These two commands are usually taught early on in a dog’s life.

Once your dog learns these simple commands, then you can move on to more advanced training techniques.

Create positive associations 

If you want your dog to behave properly, you’ll need to create positive associations with certain things.

For instance, use plenty of treats and praise when your dog performs the desired action for your whistle signals. This way he will associate the whistle sound with something he likes…food!

Start practicing at home 

Before venturing into the outside world where there are a plethora of new sights and smells to distract your pup, it is important to practice within the confines of your own home. 

Be sure to use a specific area for training, so he understands the difference between work and playtime. Then, once confident he has a good handle on the commands, you can consider widening your training environment.

Take the training outside 

To start, practice in a confined area. 

To make sure your dog doesn’t wander away when you aren’t looking, you’ll need to practice in a contained space.
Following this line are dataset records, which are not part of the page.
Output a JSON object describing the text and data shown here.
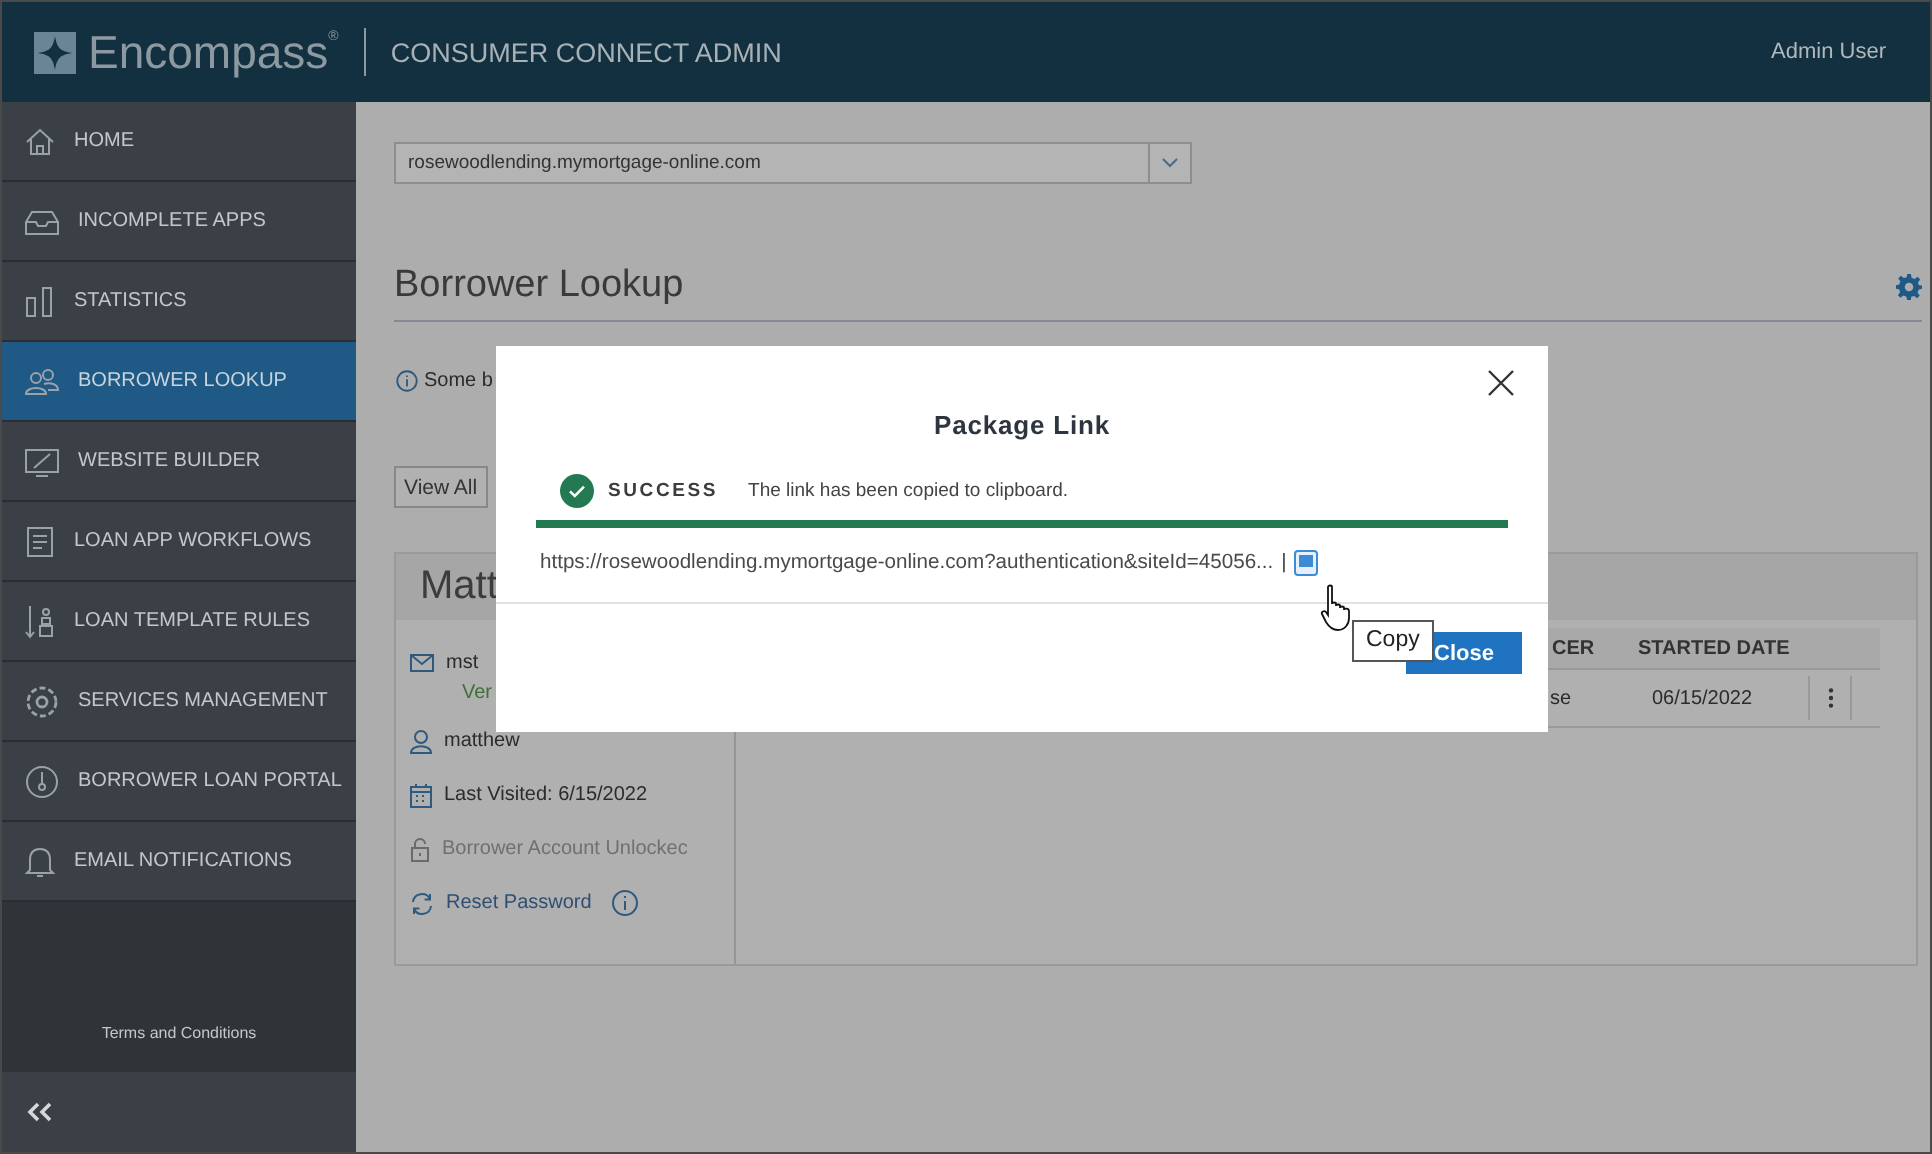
{
  "header": {
    "brand": "Encompass$^{®}$",
    "app_title": "CONSUMER CONNECT ADMIN",
    "user": "Admin User"
  },
  "sidebar": {
    "items": [
      {
        "label": "HOME",
        "selected": false
      },
      {
        "label": "INCOMPLETE APPS",
        "selected": false
      },
      {
        "label": "STATISTICS",
        "selected": false
      },
      {
        "label": "BORROWER LOOKUP",
        "selected": true
      },
      {
        "label": "WEBSITE BUILDER",
        "selected": false
      },
      {
        "label": "LOAN APP WORKFLOWS",
        "selected": false
      },
      {
        "label": "LOAN TEMPLATE RULES",
        "selected": false
      },
      {
        "label": "SERVICES MANAGEMENT",
        "selected": false
      },
      {
        "label": "BORROWER LOAN PORTAL",
        "selected": false
      },
      {
        "label": "EMAIL NOTIFICATIONS",
        "selected": false
      }
    ],
    "footer_link": "Terms and Conditions"
  },
  "site_select": {
    "value": "rosewoodlending.mymortgage-online.com"
  },
  "page_title": "Borrower Lookup",
  "notice": "Some b",
  "view_all": "View All",
  "borrower_card": {
    "name": "Matt",
    "email": "mst",
    "verified": "Ver",
    "username": "matthew",
    "last_visited": "Last Visited: 6/15/2022",
    "account_status": "Borrower Account Unlockec",
    "reset_password": "Reset Password",
    "table": {
      "columns": [
        "CER",
        "STARTED DATE"
      ],
      "rows": [
        {
          "cells": [
            "se",
            "06/15/2022"
          ]
        }
      ]
    }
  },
  "modal": {
    "title": "Package Link",
    "status": "SUCCESS",
    "message": "The link has been copied to clipboard.",
    "link": "https://rosewoodlending.mymortgage-online.com?authentication&siteId=45056...",
    "separator": "|",
    "tooltip": "Copy",
    "close_button": "Close"
  }
}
For instance, you could set up a pen inside your garage. Or, you could put a leash on your dog and keep him close to you while you work.

Once confident, you can begin working on his manners outside without confinement.

Start small with short walks in a safe area without too many distractions and where it’s ok for your dog to be off-leash. 

As you progress, you can add longer walks and eventually trips to the park.

Remember: Be consistent. Don’t let your dog run off without you.

Once he has the basics down in a controlled environment outdoors, you can start being more adventurous.

Go for hikes. Take him to the beach. Go camping.

Reward good behavior 

Always give your dog rewards for behaving well. Give him a treat every time he does something right.

Also, praise him when he behaves properly. By rewarding your dog for doing the right thing, you’re helping him develop positive associations.

Over time, you’ll find that he becomes less likely to misbehave.

More dog whistle training tips 

Whistle training is an incredible tool to have in your training arsenal, but there are some things you can do to help reinforce that training and build strong leadership bonds with your dog.

Here are some additional ideas to consider:

Use a clicker 

A clicker is a device that makes noise whenever your dog performs the desired action. This can work well in combination with your whistle training. The sound helps reinforce the command. You can buy a clicker online or at any pet store.

Play games 

Another way to train your dog is to play games together. You can start by playing tug-of-war— next, try tug—finally, you can play catch.

All three activities help strengthen your bond with your dog and help him see you as the pack leader. But remember: If you have kids, make sure they stay far away from your dog during these games. Teach your children about animal safety first.

Key takeaways on whistle training

Whistle training is a fantastic way to ensure your dog will be an obedient and reliable member of society, no matter where you take him. Having patience and ensuring lots of positive reinforcement is key. 

If you’re looking for more advice on training your new family member, why not check out this article on puppy training.